▶ [Task details]:
Check each line of the data below for the word "this", then extract the ones that have it.

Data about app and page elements
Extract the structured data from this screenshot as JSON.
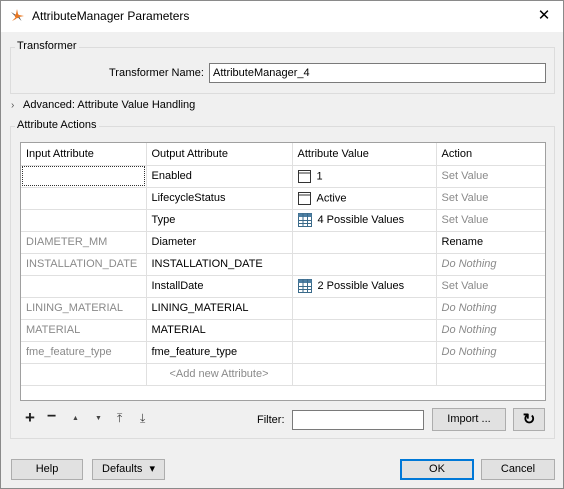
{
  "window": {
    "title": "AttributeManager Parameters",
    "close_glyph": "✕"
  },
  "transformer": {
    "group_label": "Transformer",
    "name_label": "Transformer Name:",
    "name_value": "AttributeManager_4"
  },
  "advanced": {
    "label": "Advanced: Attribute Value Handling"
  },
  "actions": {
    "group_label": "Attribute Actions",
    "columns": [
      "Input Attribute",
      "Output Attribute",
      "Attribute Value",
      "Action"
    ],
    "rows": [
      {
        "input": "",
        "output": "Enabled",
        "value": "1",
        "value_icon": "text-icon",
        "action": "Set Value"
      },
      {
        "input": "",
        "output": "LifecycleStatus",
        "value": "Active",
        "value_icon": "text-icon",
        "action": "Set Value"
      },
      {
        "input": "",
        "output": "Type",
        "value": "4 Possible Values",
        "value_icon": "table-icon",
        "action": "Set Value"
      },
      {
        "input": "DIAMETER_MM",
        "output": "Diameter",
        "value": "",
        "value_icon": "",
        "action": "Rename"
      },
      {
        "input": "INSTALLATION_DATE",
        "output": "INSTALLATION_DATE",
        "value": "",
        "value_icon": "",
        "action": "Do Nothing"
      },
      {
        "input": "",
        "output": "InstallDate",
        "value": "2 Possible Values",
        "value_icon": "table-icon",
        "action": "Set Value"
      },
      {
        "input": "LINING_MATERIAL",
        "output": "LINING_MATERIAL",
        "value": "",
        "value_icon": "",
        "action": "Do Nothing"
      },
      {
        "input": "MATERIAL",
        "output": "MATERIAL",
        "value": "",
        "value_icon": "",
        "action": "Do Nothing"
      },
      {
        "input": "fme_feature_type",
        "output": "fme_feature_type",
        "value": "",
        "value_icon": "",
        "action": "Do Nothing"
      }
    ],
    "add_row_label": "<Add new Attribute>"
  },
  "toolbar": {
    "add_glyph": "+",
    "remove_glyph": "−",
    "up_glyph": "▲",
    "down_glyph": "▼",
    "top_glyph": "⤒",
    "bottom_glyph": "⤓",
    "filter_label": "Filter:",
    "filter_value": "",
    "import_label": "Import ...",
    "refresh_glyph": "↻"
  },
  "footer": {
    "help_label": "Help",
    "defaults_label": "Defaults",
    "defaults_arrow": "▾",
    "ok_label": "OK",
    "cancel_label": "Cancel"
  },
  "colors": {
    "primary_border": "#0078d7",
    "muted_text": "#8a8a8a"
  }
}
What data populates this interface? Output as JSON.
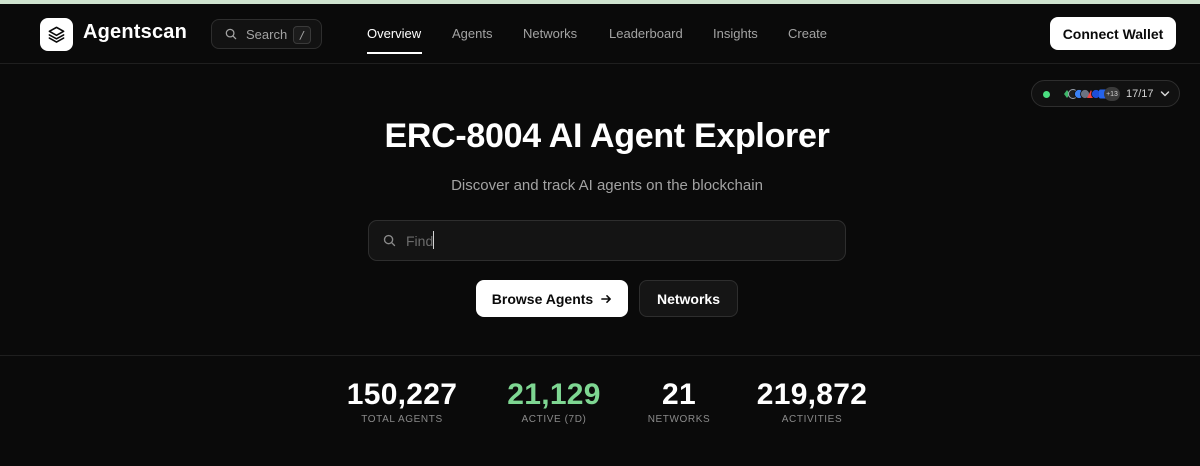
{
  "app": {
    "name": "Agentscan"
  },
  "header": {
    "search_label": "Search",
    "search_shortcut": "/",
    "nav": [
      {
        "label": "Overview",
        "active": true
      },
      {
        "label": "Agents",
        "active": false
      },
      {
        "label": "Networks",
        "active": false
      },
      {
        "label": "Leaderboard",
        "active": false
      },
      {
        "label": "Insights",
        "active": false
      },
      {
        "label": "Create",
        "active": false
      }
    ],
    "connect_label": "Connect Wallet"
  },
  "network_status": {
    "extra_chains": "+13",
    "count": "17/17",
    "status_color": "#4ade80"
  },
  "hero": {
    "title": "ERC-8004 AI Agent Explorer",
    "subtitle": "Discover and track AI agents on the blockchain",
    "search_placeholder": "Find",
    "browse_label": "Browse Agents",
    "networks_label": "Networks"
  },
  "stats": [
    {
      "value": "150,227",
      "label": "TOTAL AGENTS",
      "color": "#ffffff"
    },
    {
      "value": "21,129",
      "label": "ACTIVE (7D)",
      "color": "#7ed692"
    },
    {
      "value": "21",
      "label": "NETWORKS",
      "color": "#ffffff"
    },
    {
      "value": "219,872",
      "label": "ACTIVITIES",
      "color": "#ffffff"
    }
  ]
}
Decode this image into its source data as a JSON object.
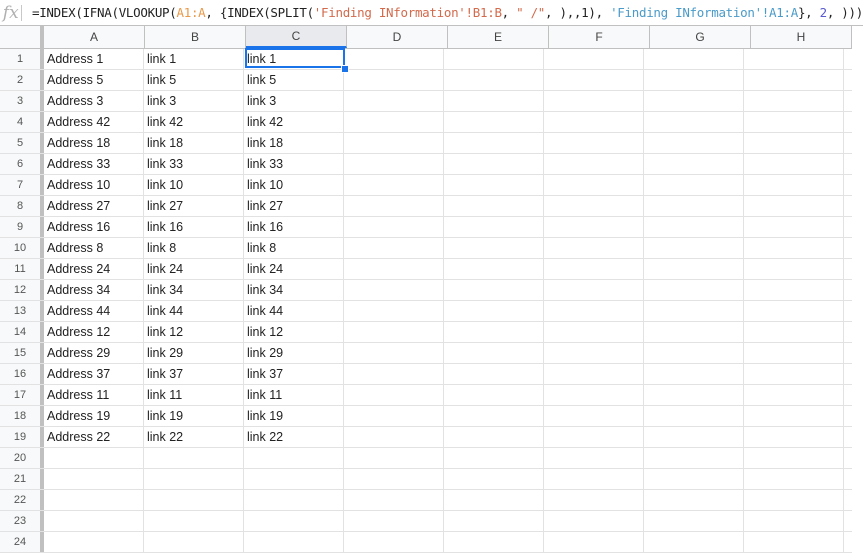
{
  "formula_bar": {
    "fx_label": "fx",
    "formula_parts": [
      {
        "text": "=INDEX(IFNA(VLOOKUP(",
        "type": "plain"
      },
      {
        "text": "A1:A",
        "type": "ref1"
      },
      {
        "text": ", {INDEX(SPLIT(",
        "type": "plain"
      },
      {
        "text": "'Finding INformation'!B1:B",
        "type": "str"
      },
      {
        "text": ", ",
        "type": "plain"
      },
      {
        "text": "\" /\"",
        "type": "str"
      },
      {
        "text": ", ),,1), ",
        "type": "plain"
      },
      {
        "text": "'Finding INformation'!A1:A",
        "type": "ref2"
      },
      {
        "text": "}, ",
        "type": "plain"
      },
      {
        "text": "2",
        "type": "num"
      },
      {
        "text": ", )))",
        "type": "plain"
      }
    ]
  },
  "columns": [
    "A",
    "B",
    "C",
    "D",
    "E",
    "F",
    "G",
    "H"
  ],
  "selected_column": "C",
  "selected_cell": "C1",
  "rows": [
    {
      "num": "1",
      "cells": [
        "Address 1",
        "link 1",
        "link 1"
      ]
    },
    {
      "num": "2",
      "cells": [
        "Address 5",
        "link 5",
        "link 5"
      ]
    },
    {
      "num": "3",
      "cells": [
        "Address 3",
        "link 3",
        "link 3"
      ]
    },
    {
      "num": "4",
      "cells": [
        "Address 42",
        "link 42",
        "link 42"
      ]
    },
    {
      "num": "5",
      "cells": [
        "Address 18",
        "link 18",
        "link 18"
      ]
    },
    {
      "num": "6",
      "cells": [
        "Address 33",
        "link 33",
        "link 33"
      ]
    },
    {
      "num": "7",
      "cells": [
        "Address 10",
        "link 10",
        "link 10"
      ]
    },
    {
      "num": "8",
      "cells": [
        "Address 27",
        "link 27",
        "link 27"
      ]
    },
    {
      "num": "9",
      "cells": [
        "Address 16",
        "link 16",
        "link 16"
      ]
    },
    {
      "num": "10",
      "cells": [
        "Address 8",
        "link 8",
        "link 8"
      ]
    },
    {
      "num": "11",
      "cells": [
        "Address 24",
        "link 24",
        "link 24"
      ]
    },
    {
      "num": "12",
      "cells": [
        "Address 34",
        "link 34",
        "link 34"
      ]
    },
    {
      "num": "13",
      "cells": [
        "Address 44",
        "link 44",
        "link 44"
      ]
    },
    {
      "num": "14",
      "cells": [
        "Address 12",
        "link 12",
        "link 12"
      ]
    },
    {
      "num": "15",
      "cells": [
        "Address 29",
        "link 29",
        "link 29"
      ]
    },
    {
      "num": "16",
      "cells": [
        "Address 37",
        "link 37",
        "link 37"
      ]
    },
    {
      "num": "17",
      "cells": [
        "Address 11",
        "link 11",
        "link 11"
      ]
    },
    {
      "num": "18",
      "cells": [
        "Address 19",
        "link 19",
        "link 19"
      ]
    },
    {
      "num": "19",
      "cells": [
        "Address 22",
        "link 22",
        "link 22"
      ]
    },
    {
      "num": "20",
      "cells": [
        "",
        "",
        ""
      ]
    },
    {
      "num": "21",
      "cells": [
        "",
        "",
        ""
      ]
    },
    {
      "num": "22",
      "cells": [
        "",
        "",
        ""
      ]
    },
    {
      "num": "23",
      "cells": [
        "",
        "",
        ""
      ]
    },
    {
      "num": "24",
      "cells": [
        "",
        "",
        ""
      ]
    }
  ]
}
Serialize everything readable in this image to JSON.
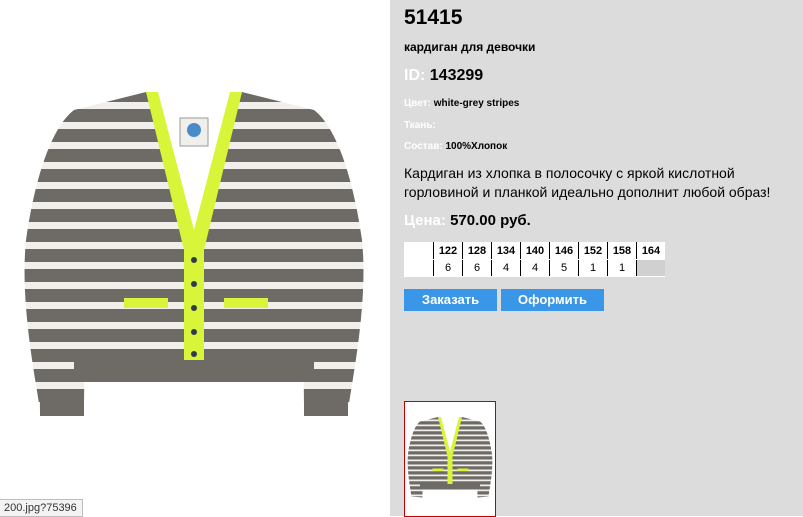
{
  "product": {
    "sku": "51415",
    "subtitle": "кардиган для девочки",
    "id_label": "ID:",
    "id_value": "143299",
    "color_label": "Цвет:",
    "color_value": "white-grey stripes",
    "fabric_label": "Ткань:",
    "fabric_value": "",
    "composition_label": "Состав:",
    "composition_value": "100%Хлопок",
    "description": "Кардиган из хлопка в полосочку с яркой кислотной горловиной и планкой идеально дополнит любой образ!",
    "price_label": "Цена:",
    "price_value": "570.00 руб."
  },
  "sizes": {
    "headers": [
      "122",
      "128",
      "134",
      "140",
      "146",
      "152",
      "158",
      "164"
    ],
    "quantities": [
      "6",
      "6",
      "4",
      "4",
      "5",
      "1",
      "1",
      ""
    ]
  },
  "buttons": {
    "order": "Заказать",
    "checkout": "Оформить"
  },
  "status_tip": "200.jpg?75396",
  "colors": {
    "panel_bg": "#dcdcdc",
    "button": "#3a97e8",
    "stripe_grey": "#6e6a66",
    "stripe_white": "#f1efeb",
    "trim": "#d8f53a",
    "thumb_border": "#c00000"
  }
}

▶ [Reply]:
Extract the structured data from this screenshot as JSON.
What data populates this interface? Output as JSON.
Decode this image into its source data as a JSON object.
Serialize everything readable in this image to JSON.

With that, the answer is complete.